On this Fourth of July we find ourselves a nation divided. Not since the years leading up to the Civil War have Americans been so polarized. I hesitate to use that comparison considering that some still feel that many Americans are essentially enslaved by race, ethnicity, gender, sexual preference or just their physical appearance.
Indeed, these days we find ourselves divided along the lines of group identity. There are groups who believe they are oppressed and groups who are seen as the oppressors. Postmodern theorists make the case that those who are marginalized and oppressed own the high moral ground from which Truth may be spoken. Therefore, they get to define the groups, who gets membership, how those groups rank in terms of being oppressed and which groups most clearly intersect with other oppressed groups. Likewise, they have defined the oppressors who are, for the most part, those who have attained the most power and privilege in Western Civilization.
That groups exist is a fact. How they interact, how we ended up where we are in the 21st Century and what we are going to do about it are issues that must be resolved. And history tells us that there will be resolution at some point…peaceful or otherwise.
History also tells us that human beings are inclined toward grouping. So groups are never going to go away. We are tribal. We form groups on purpose and usually for more than one purpose. Essentially groups form for protection, production and power. Groups must evolve to provide all of these, otherwise they fall apart and new groups emerge.
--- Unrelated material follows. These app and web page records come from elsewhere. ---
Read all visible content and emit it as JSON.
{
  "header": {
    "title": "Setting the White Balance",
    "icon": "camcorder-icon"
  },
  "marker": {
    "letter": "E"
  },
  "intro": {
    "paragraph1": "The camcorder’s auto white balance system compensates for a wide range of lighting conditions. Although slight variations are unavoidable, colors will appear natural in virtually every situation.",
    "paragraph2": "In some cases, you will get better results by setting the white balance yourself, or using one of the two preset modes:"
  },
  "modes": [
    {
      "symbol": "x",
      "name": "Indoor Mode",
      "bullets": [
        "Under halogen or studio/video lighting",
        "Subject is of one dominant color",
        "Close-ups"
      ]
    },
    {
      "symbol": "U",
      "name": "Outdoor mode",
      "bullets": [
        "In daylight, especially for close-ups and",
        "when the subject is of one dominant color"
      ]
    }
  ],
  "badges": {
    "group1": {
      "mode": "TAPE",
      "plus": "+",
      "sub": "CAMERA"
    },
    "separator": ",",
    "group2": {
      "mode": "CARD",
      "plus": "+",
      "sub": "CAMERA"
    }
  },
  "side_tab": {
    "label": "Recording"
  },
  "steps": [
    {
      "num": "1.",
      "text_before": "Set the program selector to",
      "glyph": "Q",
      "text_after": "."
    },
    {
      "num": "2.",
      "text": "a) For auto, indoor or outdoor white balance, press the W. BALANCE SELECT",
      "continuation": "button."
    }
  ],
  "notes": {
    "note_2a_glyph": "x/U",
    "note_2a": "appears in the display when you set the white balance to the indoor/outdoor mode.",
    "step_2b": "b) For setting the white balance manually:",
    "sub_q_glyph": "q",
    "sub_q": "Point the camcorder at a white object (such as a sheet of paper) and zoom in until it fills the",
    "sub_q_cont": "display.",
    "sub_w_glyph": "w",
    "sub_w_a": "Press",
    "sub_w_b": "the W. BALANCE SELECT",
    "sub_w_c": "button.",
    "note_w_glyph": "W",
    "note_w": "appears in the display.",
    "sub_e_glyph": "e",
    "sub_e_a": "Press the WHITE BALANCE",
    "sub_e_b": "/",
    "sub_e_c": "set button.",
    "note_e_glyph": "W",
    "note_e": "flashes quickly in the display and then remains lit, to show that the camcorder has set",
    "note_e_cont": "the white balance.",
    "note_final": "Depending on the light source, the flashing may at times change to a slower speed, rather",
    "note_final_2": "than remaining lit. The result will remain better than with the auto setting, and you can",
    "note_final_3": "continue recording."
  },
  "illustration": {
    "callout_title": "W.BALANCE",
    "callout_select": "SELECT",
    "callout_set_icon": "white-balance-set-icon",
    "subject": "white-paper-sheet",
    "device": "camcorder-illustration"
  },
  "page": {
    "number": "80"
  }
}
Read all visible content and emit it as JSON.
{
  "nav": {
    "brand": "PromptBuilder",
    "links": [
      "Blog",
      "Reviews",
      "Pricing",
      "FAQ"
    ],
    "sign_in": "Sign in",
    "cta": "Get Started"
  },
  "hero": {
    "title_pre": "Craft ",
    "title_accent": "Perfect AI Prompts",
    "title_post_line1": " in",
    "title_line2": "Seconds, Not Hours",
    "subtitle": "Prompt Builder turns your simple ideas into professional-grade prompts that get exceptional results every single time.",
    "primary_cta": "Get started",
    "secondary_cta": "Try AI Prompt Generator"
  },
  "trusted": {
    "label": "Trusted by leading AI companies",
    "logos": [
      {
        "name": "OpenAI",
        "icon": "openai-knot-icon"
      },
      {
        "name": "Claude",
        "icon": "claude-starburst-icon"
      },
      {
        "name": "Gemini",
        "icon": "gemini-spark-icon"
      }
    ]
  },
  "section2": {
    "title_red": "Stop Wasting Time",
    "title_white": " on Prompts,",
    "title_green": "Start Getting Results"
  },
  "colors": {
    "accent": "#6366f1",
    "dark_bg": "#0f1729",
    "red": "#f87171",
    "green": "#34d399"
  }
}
And this formation always begins simply enough: Birds of a feather flock together. As much as we may try to deny it, this is part of our survival instinct. The challenge for us today is to decide which feathers matter the most or do any of the feathers matter all that much. Will we continue to define ourselves by the color or shape or function of our feathers? Or will we look beyond the feathers and accept one another as individuals? As a group, as Americans, as citizens of planet earth; we all seek protection from harm, productive lives and the power to choose and control our lives.
So maybe the Fourth of July might be a good time to un-ruffle your feathers, look each other in the eye and stop fighting. Ain’t none of us getting out of this thing alive, so we might as well learn how to get along.
"Once you're in the circus you're all in the circus, and of course it turns out that they are real people too." - Eric Idle, former member of the Monty Python comedy group